Just as the Liberal's pet peeves reflect his dislike of authority and inequality in power or resources (gun ownership, tax cuts, racial issues), the Conservative's pet peeves reflect his dislike of non-conformity and individualist value-expression (civil liberties, drugs, homosexuality, abortion), as well as his dislike of egalitarianism in principle and practice (evolution, welfare state, cultural relativism).
So the common Libertarian opinion that left and right are really the same is not true at all. Rather, it is the State that remains the same, and thus the expression of left and right positions through the State remain the same, hence giving the illusion of similarity.
The question of why both left and right oppose the concept of government is an interesting one. My hypothesis is that both oppose it for different reasons: Liberals focus on the authoritarian and hierarchical aspects of government (militarism, corporatism), and Conservatives focus on the egalitarian aspects of government (welfare state, public education). The concept of the modern democratic government seems to be the kind of compromise that no one likes.
Although they may still hold to some collectivist ideas, Libertarians and Market Anarchists tend towards the individualist side on both axes, at least as regards to society.

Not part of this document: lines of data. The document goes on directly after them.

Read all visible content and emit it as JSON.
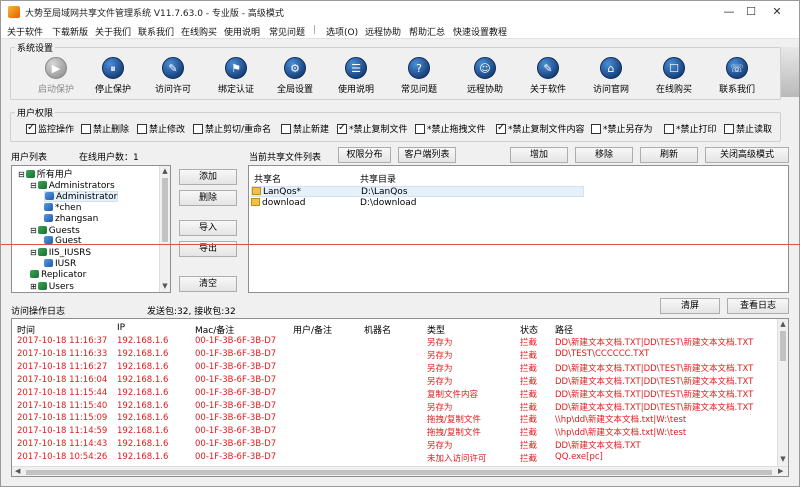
{
  "window": {
    "title": "大势至局域网共享文件管理系统 V11.7.63.0 - 专业版 - 高级模式",
    "min": "—",
    "max": "☐",
    "close": "✕"
  },
  "menu": [
    "关于软件",
    "下载新版",
    "关于我们",
    "联系我们",
    "在线购买",
    "使用说明",
    "常见问题",
    "|",
    "选项(O)",
    "远程协助",
    "帮助汇总",
    "快速设置教程"
  ],
  "toolbar": {
    "group_label": "系统设置",
    "buttons": [
      {
        "label": "启动保护",
        "icon": "▶",
        "disabled": true
      },
      {
        "label": "停止保护",
        "icon": "⏸"
      },
      {
        "label": "访问许可",
        "icon": "✎"
      },
      {
        "label": "绑定认证",
        "icon": "⚑"
      },
      {
        "label": "全局设置",
        "icon": "⚙"
      },
      {
        "label": "使用说明",
        "icon": "☰"
      },
      {
        "label": "常见问题",
        "icon": "?"
      },
      {
        "label": "远程协助",
        "icon": "☺"
      },
      {
        "label": "关于软件",
        "icon": "✎"
      },
      {
        "label": "访问官网",
        "icon": "⌂"
      },
      {
        "label": "在线购买",
        "icon": "☐"
      },
      {
        "label": "联系我们",
        "icon": "☏"
      }
    ]
  },
  "permissions": {
    "group_label": "用户权限",
    "items": [
      {
        "label": "监控操作",
        "checked": true
      },
      {
        "label": "禁止删除",
        "checked": false
      },
      {
        "label": "禁止修改",
        "checked": false
      },
      {
        "label": "禁止剪切/重命名",
        "checked": false
      },
      {
        "label": "禁止新建",
        "checked": false
      },
      {
        "label": "*禁止复制文件",
        "checked": true
      },
      {
        "label": "*禁止拖拽文件",
        "checked": false
      },
      {
        "label": "*禁止复制文件内容",
        "checked": true
      },
      {
        "label": "*禁止另存为",
        "checked": false
      },
      {
        "label": "*禁止打印",
        "checked": false
      },
      {
        "label": "禁止读取",
        "checked": false
      }
    ]
  },
  "users": {
    "label": "用户列表",
    "online": "在线用户数：1",
    "tree": [
      {
        "text": "所有用户",
        "level": 0,
        "type": "group",
        "expander": "⊟"
      },
      {
        "text": "Administrators",
        "level": 1,
        "type": "group",
        "expander": "⊟"
      },
      {
        "text": "Administrator",
        "level": 2,
        "type": "user",
        "selected": true
      },
      {
        "text": "*chen",
        "level": 2,
        "type": "user"
      },
      {
        "text": "zhangsan",
        "level": 2,
        "type": "user"
      },
      {
        "text": "Guests",
        "level": 1,
        "type": "group",
        "expander": "⊟"
      },
      {
        "text": "Guest",
        "level": 2,
        "type": "user"
      },
      {
        "text": "IIS_IUSRS",
        "level": 1,
        "type": "group",
        "expander": "⊟"
      },
      {
        "text": "IUSR",
        "level": 2,
        "type": "user"
      },
      {
        "text": "Replicator",
        "level": 1,
        "type": "group"
      },
      {
        "text": "Users",
        "level": 1,
        "type": "group",
        "expander": "⊞"
      }
    ],
    "buttons": {
      "add": "添加",
      "delete": "删除",
      "import": "导入",
      "export": "导出",
      "clear": "清空"
    }
  },
  "shares": {
    "label": "当前共享文件列表",
    "btn_perm": "权限分布",
    "btn_client": "客户端列表",
    "btn_add": "增加",
    "btn_remove": "移除",
    "btn_refresh": "刷新",
    "btn_close_adv": "关闭高级模式",
    "col_name": "共享名",
    "col_dir": "共享目录",
    "rows": [
      {
        "name": "LanQos*",
        "dir": "D:\\LanQos"
      },
      {
        "name": "download",
        "dir": "D:\\download"
      }
    ]
  },
  "log": {
    "label": "访问操作日志",
    "packets": "发送包:32, 接收包:32",
    "btn_clear": "清屏",
    "btn_view": "查看日志",
    "columns": [
      "时间",
      "IP",
      "Mac/备注",
      "用户/备注",
      "机器名",
      "类型",
      "状态",
      "路径"
    ],
    "rows": [
      {
        "time": "2017-10-18 11:16:37",
        "ip": "192.168.1.6",
        "mac": "00-1F-3B-6F-3B-D7",
        "user": "",
        "host": "",
        "type": "另存为",
        "status": "拦截",
        "path": "DD\\新建文本文档.TXT|DD\\TEST\\新建文本文档.TXT"
      },
      {
        "time": "2017-10-18 11:16:33",
        "ip": "192.168.1.6",
        "mac": "00-1F-3B-6F-3B-D7",
        "user": "",
        "host": "",
        "type": "另存为",
        "status": "拦截",
        "path": "DD\\TEST\\CCCCCC.TXT"
      },
      {
        "time": "2017-10-18 11:16:27",
        "ip": "192.168.1.6",
        "mac": "00-1F-3B-6F-3B-D7",
        "user": "",
        "host": "",
        "type": "另存为",
        "status": "拦截",
        "path": "DD\\新建文本文档.TXT|DD\\TEST\\新建文本文档.TXT"
      },
      {
        "time": "2017-10-18 11:16:04",
        "ip": "192.168.1.6",
        "mac": "00-1F-3B-6F-3B-D7",
        "user": "",
        "host": "",
        "type": "另存为",
        "status": "拦截",
        "path": "DD\\新建文本文档.TXT|DD\\TEST\\新建文本文档.TXT"
      },
      {
        "time": "2017-10-18 11:15:44",
        "ip": "192.168.1.6",
        "mac": "00-1F-3B-6F-3B-D7",
        "user": "",
        "host": "",
        "type": "复制文件内容",
        "status": "拦截",
        "path": "DD\\新建文本文档.TXT|DD\\TEST\\新建文本文档.TXT"
      },
      {
        "time": "2017-10-18 11:15:40",
        "ip": "192.168.1.6",
        "mac": "00-1F-3B-6F-3B-D7",
        "user": "",
        "host": "",
        "type": "另存为",
        "status": "拦截",
        "path": "DD\\新建文本文档.TXT|DD\\TEST\\新建文本文档.TXT"
      },
      {
        "time": "2017-10-18 11:15:09",
        "ip": "192.168.1.6",
        "mac": "00-1F-3B-6F-3B-D7",
        "user": "",
        "host": "",
        "type": "拖拽/复制文件",
        "status": "拦截",
        "path": "\\\\hp\\dd\\新建文本文档.txt|W:\\test"
      },
      {
        "time": "2017-10-18 11:14:59",
        "ip": "192.168.1.6",
        "mac": "00-1F-3B-6F-3B-D7",
        "user": "",
        "host": "",
        "type": "拖拽/复制文件",
        "status": "拦截",
        "path": "\\\\hp\\dd\\新建文本文档.txt|W:\\test"
      },
      {
        "time": "2017-10-18 11:14:43",
        "ip": "192.168.1.6",
        "mac": "00-1F-3B-6F-3B-D7",
        "user": "",
        "host": "",
        "type": "另存为",
        "status": "拦截",
        "path": "DD\\新建文本文档.TXT"
      },
      {
        "time": "2017-10-18 10:54:26",
        "ip": "192.168.1.6",
        "mac": "00-1F-3B-6F-3B-D7",
        "user": "",
        "host": "",
        "type": "未加入访问许可",
        "status": "拦截",
        "path": "QQ.exe[pc]"
      }
    ]
  }
}
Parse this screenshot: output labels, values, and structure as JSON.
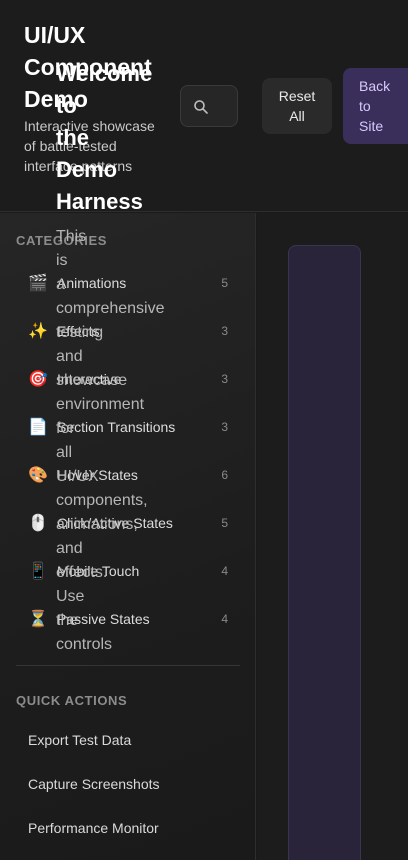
{
  "header": {
    "title": "UI/UX Component Demo",
    "subtitle": "Interactive showcase of battle-tested interface patterns",
    "reset_label": "Reset All",
    "back_label": "Back to Site"
  },
  "sidebar": {
    "categories_heading": "CATEGORIES",
    "categories": [
      {
        "icon": "🎬",
        "icon_name": "clapperboard-icon",
        "label": "Animations",
        "count": "5"
      },
      {
        "icon": "✨",
        "icon_name": "sparkles-icon",
        "label": "Effects",
        "count": "3"
      },
      {
        "icon": "🎯",
        "icon_name": "target-icon",
        "label": "Interactive",
        "count": "3"
      },
      {
        "icon": "📄",
        "icon_name": "document-icon",
        "label": "Section Transitions",
        "count": "3"
      },
      {
        "icon": "🎨",
        "icon_name": "palette-icon",
        "label": "Hover States",
        "count": "6"
      },
      {
        "icon": "🖱️",
        "icon_name": "mouse-icon",
        "label": "Click/Active States",
        "count": "5"
      },
      {
        "icon": "📱",
        "icon_name": "mobile-phone-icon",
        "label": "Mobile Touch",
        "count": "4"
      },
      {
        "icon": "⏳",
        "icon_name": "hourglass-icon",
        "label": "Passive States",
        "count": "4"
      }
    ],
    "quick_actions_heading": "QUICK ACTIONS",
    "quick_actions": [
      {
        "label": "Export Test Data"
      },
      {
        "label": "Capture Screenshots"
      },
      {
        "label": "Performance Monitor"
      }
    ]
  },
  "main": {
    "welcome_title_lines": [
      "Welcome",
      "to",
      "the",
      "Demo",
      "Harness"
    ],
    "welcome_body_lines": [
      "This",
      "is",
      "a",
      "comprehensive",
      "testing",
      "and",
      "showcase",
      "environment",
      "for",
      "all",
      "UI/UX",
      "components,",
      "animations,",
      "and",
      "effects.",
      "Use",
      "the",
      "controls"
    ]
  }
}
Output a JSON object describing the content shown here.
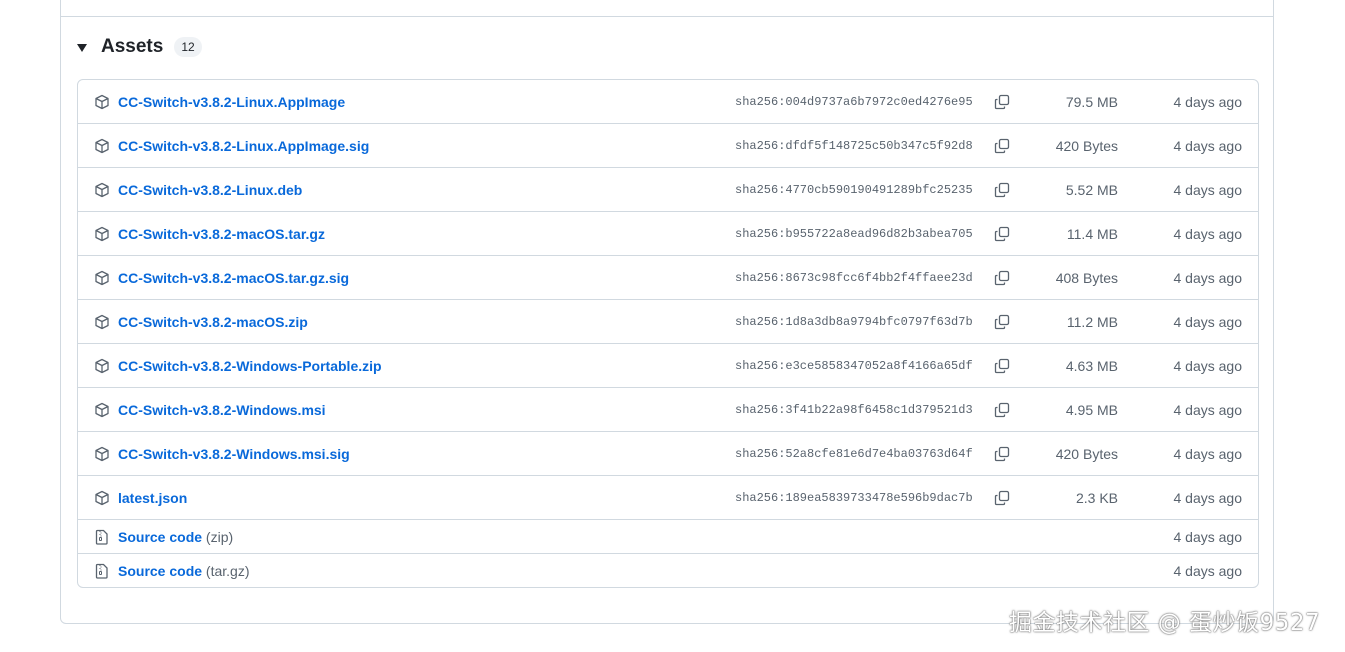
{
  "assets": {
    "title": "Assets",
    "count": "12",
    "files": [
      {
        "name": "CC-Switch-v3.8.2-Linux.AppImage",
        "sha": "sha256:004d9737a6b7972c0ed4276e95",
        "size": "79.5 MB",
        "date": "4 days ago"
      },
      {
        "name": "CC-Switch-v3.8.2-Linux.AppImage.sig",
        "sha": "sha256:dfdf5f148725c50b347c5f92d8",
        "size": "420 Bytes",
        "date": "4 days ago"
      },
      {
        "name": "CC-Switch-v3.8.2-Linux.deb",
        "sha": "sha256:4770cb590190491289bfc25235",
        "size": "5.52 MB",
        "date": "4 days ago"
      },
      {
        "name": "CC-Switch-v3.8.2-macOS.tar.gz",
        "sha": "sha256:b955722a8ead96d82b3abea705",
        "size": "11.4 MB",
        "date": "4 days ago"
      },
      {
        "name": "CC-Switch-v3.8.2-macOS.tar.gz.sig",
        "sha": "sha256:8673c98fcc6f4bb2f4ffaee23d",
        "size": "408 Bytes",
        "date": "4 days ago"
      },
      {
        "name": "CC-Switch-v3.8.2-macOS.zip",
        "sha": "sha256:1d8a3db8a9794bfc0797f63d7b",
        "size": "11.2 MB",
        "date": "4 days ago"
      },
      {
        "name": "CC-Switch-v3.8.2-Windows-Portable.zip",
        "sha": "sha256:e3ce5858347052a8f4166a65df",
        "size": "4.63 MB",
        "date": "4 days ago"
      },
      {
        "name": "CC-Switch-v3.8.2-Windows.msi",
        "sha": "sha256:3f41b22a98f6458c1d379521d3",
        "size": "4.95 MB",
        "date": "4 days ago"
      },
      {
        "name": "CC-Switch-v3.8.2-Windows.msi.sig",
        "sha": "sha256:52a8cfe81e6d7e4ba03763d64f",
        "size": "420 Bytes",
        "date": "4 days ago"
      },
      {
        "name": "latest.json",
        "sha": "sha256:189ea5839733478e596b9dac7b",
        "size": "2.3 KB",
        "date": "4 days ago"
      }
    ],
    "source": [
      {
        "label": "Source code",
        "ext": "(zip)",
        "date": "4 days ago"
      },
      {
        "label": "Source code",
        "ext": "(tar.gz)",
        "date": "4 days ago"
      }
    ]
  },
  "watermark": "掘金技术社区 @ 蛋炒饭9527",
  "colors": {
    "link": "#0969da",
    "muted": "#59636e",
    "border": "#d1d9e0",
    "badge": "#eff2f5"
  },
  "icons": {
    "asset": "package-icon",
    "copy": "copy-icon",
    "source": "file-zip-icon",
    "toggle": "triangle-down-icon"
  }
}
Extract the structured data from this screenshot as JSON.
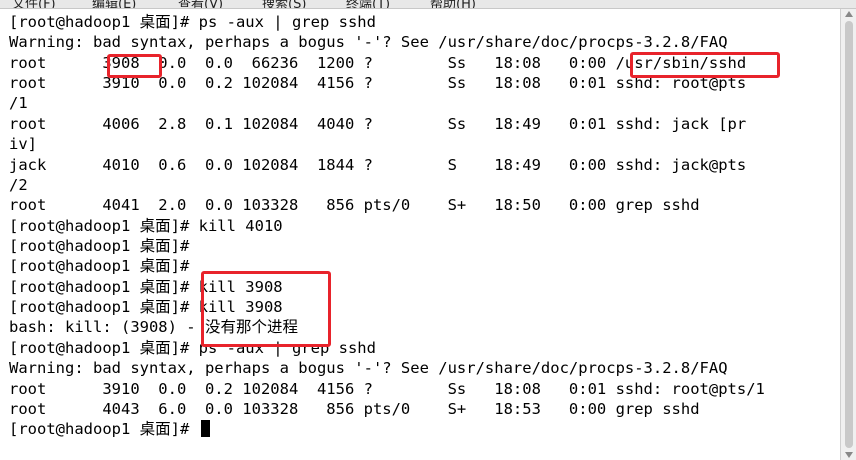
{
  "menubar": {
    "items": [
      "文件(F)",
      "编辑(E)",
      "查看(V)",
      "搜索(S)",
      "终端(T)",
      "帮助(H)"
    ]
  },
  "terminal": {
    "lines": [
      "[root@hadoop1 桌面]# ps -aux | grep sshd",
      "Warning: bad syntax, perhaps a bogus '-'? See /usr/share/doc/procps-3.2.8/FAQ",
      "root      3908  0.0  0.0  66236  1200 ?        Ss   18:08   0:00 /usr/sbin/sshd",
      "root      3910  0.0  0.2 102084  4156 ?        Ss   18:08   0:01 sshd: root@pts",
      "/1",
      "root      4006  2.8  0.1 102084  4040 ?        Ss   18:49   0:01 sshd: jack [pr",
      "iv]",
      "jack      4010  0.6  0.0 102084  1844 ?        S    18:49   0:00 sshd: jack@pts",
      "/2",
      "root      4041  2.0  0.0 103328   856 pts/0    S+   18:50   0:00 grep sshd",
      "[root@hadoop1 桌面]# kill 4010",
      "[root@hadoop1 桌面]#",
      "[root@hadoop1 桌面]#",
      "[root@hadoop1 桌面]# kill 3908",
      "[root@hadoop1 桌面]# kill 3908",
      "bash: kill: (3908) - 没有那个进程",
      "[root@hadoop1 桌面]# ps -aux | grep sshd",
      "Warning: bad syntax, perhaps a bogus '-'? See /usr/share/doc/procps-3.2.8/FAQ",
      "root      3910  0.0  0.2 102084  4156 ?        Ss   18:08   0:01 sshd: root@pts/1",
      "root      4043  6.0  0.0 103328   856 pts/0    S+   18:53   0:00 grep sshd",
      "[root@hadoop1 桌面]# "
    ]
  },
  "highlight_color": "#e8232b"
}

This means that Libertarians support market processes and tit-for-tat relations, and are opposed both to egalitarianism (conformity, unaccountability) and authoritarianism (obedience, loyalty). Libertarians oppose government not only because they are against authoritarianism but because they, like people in post-Communist societies, understand "the incompatibility between state authority and self-determination" (Kemmelmeimer, Burnstein et al., "Individualism, Collectivism, and Authoritarianism in Seven Societies," 2003).
Right and left wing have not always been exactly as they are now, obviously. The evidence shows that political positions move in time, and we should expect that as perception changes, so does the expression of horizontal and vertical collectivism. In societies where government is still limited, belief in government can be compatible with horizontal individualism. In places where Christianity is associated with liberation theology--strong horizontal collectivism--the relationship between Christianity and socialism is reversed, while the relationship between Christianity and the family structure (with its attendant beliefs, such as being anti-abortion and anti-homosexuality) is maintained.
There are conceptual limits to this model. When seen from the perspective of Market Anarchist Theory, there is little ontological difference between horizontal and vertical collectivism. Authoritarianism in theory implies conformity to the dictates of the power structure in practice, and egalitarianism in theory implies in practice the existence of a ruling class to impose this artificial equality and dictate the "common good."
Given my newly constructed position, I now regret having only measured horizontal collectivism in my study, as it would have been very interesting to confirm the disparity in vertical collectivism as well. Just a "democracy" or "income inequality" rating would have done fine. Oh well. Does anyone have some money to throw away?